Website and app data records

■ ■ ■

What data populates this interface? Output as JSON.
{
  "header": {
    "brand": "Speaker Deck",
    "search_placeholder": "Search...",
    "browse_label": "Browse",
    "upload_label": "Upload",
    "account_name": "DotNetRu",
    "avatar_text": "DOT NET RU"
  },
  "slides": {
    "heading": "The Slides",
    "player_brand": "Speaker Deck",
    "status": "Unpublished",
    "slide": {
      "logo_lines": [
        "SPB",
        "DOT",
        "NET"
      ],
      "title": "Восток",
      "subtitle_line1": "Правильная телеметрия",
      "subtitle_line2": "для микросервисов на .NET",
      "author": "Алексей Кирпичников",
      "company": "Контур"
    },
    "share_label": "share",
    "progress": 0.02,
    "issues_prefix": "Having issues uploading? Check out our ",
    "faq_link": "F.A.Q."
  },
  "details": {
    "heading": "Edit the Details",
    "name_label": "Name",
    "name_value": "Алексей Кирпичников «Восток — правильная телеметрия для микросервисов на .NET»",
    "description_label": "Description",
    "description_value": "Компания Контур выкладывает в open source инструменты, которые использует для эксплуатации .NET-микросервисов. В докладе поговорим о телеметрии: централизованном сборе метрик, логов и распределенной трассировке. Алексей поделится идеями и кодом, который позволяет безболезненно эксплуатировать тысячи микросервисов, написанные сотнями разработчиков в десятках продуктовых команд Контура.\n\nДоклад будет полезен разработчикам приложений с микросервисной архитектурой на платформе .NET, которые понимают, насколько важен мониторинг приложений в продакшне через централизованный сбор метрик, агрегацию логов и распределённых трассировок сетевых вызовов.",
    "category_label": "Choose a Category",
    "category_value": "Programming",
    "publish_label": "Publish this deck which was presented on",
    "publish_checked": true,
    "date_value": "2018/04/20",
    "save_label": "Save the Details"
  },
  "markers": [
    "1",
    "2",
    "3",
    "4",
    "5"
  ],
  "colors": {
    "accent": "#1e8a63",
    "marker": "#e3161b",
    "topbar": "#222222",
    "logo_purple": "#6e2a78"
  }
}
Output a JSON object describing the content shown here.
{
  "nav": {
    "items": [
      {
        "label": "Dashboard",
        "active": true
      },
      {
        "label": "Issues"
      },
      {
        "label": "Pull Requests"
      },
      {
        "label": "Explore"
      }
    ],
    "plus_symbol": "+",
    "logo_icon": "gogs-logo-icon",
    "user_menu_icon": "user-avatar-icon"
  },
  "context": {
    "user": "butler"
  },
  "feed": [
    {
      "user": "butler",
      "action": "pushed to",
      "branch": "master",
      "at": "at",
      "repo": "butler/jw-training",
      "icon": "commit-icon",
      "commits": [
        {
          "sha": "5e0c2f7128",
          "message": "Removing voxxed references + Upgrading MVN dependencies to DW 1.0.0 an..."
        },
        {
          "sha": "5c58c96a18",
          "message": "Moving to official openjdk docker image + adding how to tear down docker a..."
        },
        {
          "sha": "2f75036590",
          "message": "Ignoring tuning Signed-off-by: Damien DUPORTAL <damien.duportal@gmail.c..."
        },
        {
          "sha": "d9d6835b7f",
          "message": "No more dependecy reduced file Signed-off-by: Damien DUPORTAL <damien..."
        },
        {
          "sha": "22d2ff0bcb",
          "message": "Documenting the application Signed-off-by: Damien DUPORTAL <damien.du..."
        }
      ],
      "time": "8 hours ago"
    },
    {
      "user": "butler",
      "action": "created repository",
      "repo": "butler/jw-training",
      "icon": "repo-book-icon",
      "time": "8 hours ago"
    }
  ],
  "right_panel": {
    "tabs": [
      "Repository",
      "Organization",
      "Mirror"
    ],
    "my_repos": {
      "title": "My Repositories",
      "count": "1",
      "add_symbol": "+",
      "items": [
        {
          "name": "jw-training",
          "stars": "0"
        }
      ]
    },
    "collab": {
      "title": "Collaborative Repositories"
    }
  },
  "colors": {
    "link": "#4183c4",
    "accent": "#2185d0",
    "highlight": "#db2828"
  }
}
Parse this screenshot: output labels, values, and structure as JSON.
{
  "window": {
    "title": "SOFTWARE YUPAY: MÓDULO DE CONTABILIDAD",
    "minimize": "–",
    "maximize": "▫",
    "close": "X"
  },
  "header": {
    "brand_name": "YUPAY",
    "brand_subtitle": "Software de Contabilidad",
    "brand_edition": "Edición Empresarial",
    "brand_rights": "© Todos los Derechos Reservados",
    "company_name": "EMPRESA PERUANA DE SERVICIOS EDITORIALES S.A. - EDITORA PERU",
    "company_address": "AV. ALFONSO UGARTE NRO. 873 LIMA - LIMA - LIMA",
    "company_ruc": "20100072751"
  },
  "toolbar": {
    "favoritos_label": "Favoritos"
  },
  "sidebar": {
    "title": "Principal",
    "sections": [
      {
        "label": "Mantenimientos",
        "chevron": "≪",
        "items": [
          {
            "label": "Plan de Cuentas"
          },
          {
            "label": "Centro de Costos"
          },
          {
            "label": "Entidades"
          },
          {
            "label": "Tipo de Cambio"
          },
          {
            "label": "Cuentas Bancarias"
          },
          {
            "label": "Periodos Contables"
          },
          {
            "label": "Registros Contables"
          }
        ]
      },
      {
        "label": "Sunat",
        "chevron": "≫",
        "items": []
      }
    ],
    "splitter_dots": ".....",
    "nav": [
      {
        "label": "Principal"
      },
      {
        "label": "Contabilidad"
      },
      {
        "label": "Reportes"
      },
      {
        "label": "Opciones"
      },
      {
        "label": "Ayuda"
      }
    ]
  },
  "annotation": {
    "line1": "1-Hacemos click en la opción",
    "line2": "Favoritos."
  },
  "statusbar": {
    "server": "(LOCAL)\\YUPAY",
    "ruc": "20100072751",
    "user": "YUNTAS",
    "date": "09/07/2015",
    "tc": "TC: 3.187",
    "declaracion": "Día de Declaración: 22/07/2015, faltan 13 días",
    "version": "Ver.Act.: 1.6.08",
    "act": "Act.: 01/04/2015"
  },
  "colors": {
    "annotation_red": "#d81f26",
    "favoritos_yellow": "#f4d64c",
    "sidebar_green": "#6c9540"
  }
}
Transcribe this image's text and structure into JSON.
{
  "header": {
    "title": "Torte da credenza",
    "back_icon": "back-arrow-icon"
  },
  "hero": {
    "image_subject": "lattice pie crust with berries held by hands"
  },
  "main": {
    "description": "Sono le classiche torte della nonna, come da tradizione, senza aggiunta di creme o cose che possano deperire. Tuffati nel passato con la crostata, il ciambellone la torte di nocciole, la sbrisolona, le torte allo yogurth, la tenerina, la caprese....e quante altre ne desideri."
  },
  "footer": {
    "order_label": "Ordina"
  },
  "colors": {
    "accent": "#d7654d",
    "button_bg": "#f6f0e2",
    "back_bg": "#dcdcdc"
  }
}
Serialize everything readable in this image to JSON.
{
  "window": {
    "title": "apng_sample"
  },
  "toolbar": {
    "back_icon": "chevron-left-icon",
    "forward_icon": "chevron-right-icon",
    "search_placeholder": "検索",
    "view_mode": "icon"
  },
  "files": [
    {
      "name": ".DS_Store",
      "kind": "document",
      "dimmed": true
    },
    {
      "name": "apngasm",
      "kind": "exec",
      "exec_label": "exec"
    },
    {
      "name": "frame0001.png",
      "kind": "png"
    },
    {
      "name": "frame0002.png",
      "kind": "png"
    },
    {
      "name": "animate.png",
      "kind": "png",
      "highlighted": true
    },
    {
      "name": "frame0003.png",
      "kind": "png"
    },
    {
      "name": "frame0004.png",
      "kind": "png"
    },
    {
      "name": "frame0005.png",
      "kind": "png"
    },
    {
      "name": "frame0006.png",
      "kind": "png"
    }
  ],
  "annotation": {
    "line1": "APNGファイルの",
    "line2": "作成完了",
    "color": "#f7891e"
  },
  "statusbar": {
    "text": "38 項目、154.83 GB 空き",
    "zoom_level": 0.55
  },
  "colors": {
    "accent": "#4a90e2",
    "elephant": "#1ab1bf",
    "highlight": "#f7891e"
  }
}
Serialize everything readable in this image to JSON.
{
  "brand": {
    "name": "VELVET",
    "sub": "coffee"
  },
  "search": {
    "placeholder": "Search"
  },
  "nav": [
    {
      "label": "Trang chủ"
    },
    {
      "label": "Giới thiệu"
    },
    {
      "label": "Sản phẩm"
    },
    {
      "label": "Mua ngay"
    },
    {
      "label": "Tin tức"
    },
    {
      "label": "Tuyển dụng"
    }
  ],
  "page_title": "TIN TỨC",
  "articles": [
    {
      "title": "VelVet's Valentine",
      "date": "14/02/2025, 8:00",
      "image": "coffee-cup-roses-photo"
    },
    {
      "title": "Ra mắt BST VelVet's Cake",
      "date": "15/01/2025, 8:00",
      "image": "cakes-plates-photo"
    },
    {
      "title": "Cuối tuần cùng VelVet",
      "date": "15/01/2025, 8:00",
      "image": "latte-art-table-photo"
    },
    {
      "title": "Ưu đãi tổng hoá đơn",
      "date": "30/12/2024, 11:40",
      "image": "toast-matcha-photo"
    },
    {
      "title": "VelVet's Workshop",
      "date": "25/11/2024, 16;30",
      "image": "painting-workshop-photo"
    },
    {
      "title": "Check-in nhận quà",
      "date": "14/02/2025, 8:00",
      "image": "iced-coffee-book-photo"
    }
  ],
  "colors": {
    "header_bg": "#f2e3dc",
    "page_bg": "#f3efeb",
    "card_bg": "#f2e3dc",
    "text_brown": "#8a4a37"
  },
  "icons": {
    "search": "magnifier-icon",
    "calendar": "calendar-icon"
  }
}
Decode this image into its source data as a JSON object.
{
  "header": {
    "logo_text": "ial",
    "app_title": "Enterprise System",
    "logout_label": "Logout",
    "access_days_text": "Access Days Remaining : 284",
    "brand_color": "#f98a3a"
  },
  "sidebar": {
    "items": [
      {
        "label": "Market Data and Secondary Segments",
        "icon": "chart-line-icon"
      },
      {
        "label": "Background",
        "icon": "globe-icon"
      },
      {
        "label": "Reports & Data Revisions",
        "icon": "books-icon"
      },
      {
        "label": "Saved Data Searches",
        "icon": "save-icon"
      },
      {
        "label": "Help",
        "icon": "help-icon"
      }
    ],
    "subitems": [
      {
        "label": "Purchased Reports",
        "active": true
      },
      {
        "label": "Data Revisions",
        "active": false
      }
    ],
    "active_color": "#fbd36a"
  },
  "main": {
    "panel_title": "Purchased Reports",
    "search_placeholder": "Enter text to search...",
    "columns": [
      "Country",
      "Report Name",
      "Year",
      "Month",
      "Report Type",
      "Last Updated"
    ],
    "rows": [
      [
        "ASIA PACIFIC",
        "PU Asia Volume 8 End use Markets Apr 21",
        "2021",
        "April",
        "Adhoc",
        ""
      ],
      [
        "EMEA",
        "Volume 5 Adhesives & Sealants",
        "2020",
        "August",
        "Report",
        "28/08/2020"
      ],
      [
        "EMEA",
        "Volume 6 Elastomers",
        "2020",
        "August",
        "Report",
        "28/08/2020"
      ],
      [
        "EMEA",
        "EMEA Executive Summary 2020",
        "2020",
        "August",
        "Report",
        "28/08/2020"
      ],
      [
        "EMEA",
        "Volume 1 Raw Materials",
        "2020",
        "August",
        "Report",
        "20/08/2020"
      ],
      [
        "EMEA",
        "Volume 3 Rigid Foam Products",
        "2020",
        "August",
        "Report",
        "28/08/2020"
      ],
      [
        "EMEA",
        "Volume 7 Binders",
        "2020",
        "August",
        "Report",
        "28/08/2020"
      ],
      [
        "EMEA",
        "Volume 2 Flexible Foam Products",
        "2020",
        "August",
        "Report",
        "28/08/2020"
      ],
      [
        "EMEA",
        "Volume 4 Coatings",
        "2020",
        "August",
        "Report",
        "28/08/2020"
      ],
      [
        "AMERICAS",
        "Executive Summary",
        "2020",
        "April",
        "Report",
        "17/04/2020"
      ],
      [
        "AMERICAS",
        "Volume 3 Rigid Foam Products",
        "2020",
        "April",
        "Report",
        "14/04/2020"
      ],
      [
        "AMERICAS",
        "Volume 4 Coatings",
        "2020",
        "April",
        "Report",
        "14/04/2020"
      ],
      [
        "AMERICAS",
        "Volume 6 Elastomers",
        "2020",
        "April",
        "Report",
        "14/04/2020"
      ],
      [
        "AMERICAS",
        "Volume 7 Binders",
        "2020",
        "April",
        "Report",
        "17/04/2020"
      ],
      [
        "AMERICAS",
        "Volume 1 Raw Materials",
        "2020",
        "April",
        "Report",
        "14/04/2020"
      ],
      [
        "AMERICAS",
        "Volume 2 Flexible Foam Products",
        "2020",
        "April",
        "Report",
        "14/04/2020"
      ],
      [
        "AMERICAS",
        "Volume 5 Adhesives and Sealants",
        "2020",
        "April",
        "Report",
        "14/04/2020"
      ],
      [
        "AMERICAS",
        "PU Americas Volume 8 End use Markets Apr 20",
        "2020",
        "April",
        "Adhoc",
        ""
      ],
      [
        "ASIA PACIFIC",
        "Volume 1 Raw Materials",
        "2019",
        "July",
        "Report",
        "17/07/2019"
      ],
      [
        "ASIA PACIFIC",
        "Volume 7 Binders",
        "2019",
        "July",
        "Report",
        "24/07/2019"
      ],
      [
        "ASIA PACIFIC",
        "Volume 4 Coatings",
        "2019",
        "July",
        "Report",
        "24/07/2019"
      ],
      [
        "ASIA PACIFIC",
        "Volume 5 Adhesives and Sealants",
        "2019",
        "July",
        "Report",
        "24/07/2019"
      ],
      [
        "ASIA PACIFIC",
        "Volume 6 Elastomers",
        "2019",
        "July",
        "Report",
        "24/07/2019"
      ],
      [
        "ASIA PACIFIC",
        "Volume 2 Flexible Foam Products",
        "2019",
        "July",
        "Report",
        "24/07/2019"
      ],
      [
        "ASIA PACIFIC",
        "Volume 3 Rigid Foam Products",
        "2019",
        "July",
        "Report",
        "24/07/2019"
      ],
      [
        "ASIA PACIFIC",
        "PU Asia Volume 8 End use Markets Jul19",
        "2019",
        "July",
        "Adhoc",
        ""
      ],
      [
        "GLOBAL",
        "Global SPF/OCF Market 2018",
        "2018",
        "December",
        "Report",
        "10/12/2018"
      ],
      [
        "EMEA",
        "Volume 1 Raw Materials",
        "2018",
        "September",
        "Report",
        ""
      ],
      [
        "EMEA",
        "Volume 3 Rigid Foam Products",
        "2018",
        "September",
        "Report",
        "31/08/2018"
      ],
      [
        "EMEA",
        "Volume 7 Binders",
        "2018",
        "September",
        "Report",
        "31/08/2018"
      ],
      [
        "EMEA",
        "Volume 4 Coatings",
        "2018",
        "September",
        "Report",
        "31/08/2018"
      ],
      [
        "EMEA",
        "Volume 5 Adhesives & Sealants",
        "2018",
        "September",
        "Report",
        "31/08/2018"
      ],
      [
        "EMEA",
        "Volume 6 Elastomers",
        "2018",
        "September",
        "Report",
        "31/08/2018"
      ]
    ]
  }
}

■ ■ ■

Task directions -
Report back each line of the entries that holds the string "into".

Exercise output -
Transcribe this image's text and structure into JSON.
Decode this image into its source data as a JSON object.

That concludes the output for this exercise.